Shaffer will make a presentation about the MacKenzie house at the Howell Library, 318 Old Tavern Road, on March 28.
One person at the meeting asked if there has been any contact with the MacKenzie family in regard to the future of the house.
Officials said no one from the family has reached out to the council. They said the township does not have any contact information other than for two historical groups, the Howell Historical Society and the Howell Heritage Group.
The Howell Heritage Group separated from the original Howell Historical Society due to a disagreement. The Howell Historical Society, which has a legal claim to operate the MacKenzie house, has been inactive for years. A telephone number assigned to the historical society has no voicemail available.
Many people in attendance expressed concern the landmark building could be demolished if it was sold by the township. They said they are opposed to seeing the home demolished.
Elaine Taylor said she was speaking for the museum and the house.
“The (building) has housed a miller, the miller’s nephew and his family. It houses treasured antiques for the public to admire and learn about. It has been used as a research library for many people to study and do their genealogy.
“It has offered programs and lectures on historic subjects, it taught fourth-graders about the history of Howell, it has stood as a welcoming building as people drive into Howell from (Interstate) 195 and Farmingdale,” Taylor said.
Councilman Thomas Russo said he toured the house as a fourth-grader.
Taylor said the museum has given a lot to Howell and said it is important “we make the effort to preserve it and keep it going.”
“I feel like we have a very large budget in Howell, somewhere around $44 million, and it would just be really nice if we could find that $150,000 somewhere, that we could put into the museum,” she said.
Taylor said she would like to see the Howell Historical Society reorganize, “because we do not want to allow all the memories to be erased, because if we do, what will we become? What kind of a society will we have if you do not know where you have come from? I just think it is so important.”
Deputy Mayor Evelyn O’Donnell said the council was attempting to gather information “so we can decide at some point, do we have something here that has the kind of value we should put money into and keep it going? It is really quite that simple.”

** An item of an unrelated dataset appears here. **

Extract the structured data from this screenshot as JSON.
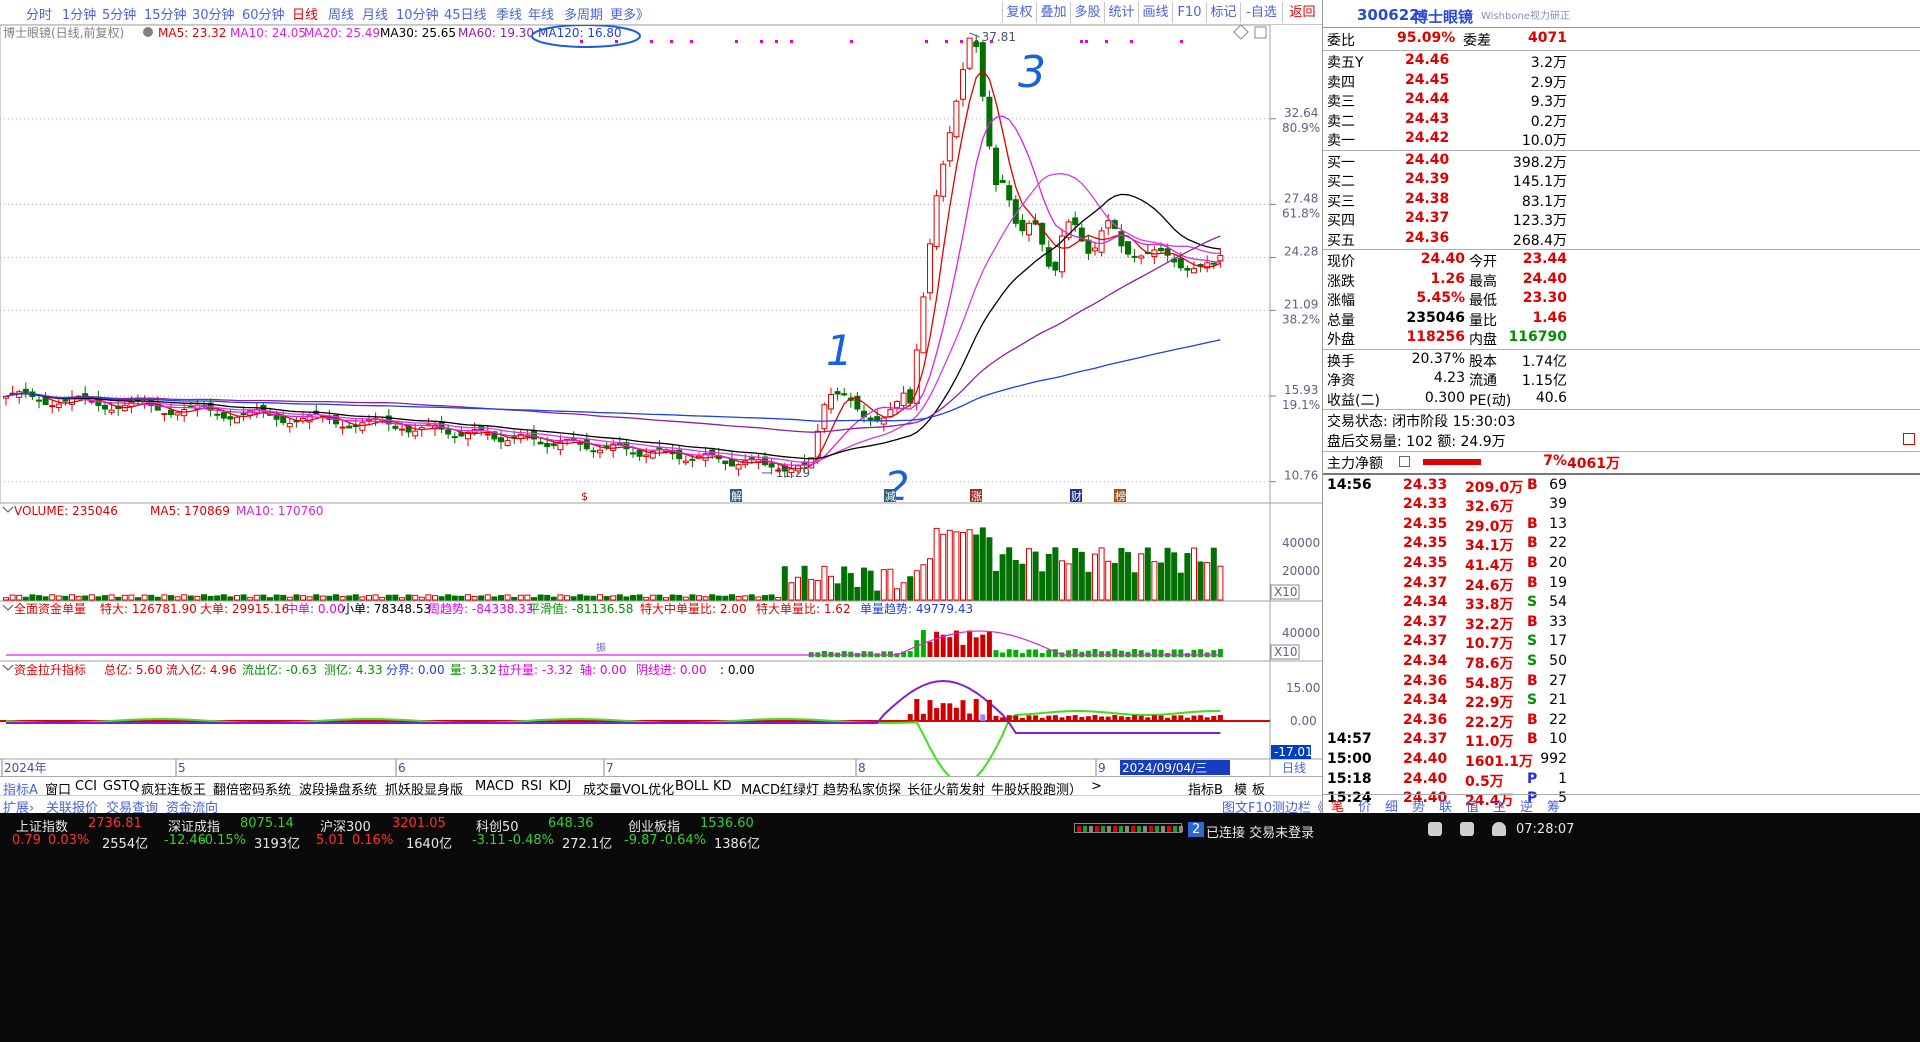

“There have been a lot of misconceptions, mistruths and misprints, and that is unfortunate. I think today we actually are progressing. I think people have in their possession printed information that has been emailed or mailed out that proves certain things and that may influence how people on the council feel,” O’Donnell said.
No formal action was taken by the council during the March 5 meeting.
The building has its origins as a settler’s cabin between 1730 and 1750. A grist mill was built in 1779 and the cabin became the miller’s home. An addition to the home was built in the 19th century. Jessie and James MacKenzie purchased the house in 1956 and owned it until 1982, when Howell paid for a restoration.
Council members have said the money needed for the renovations must be generated through fundraising.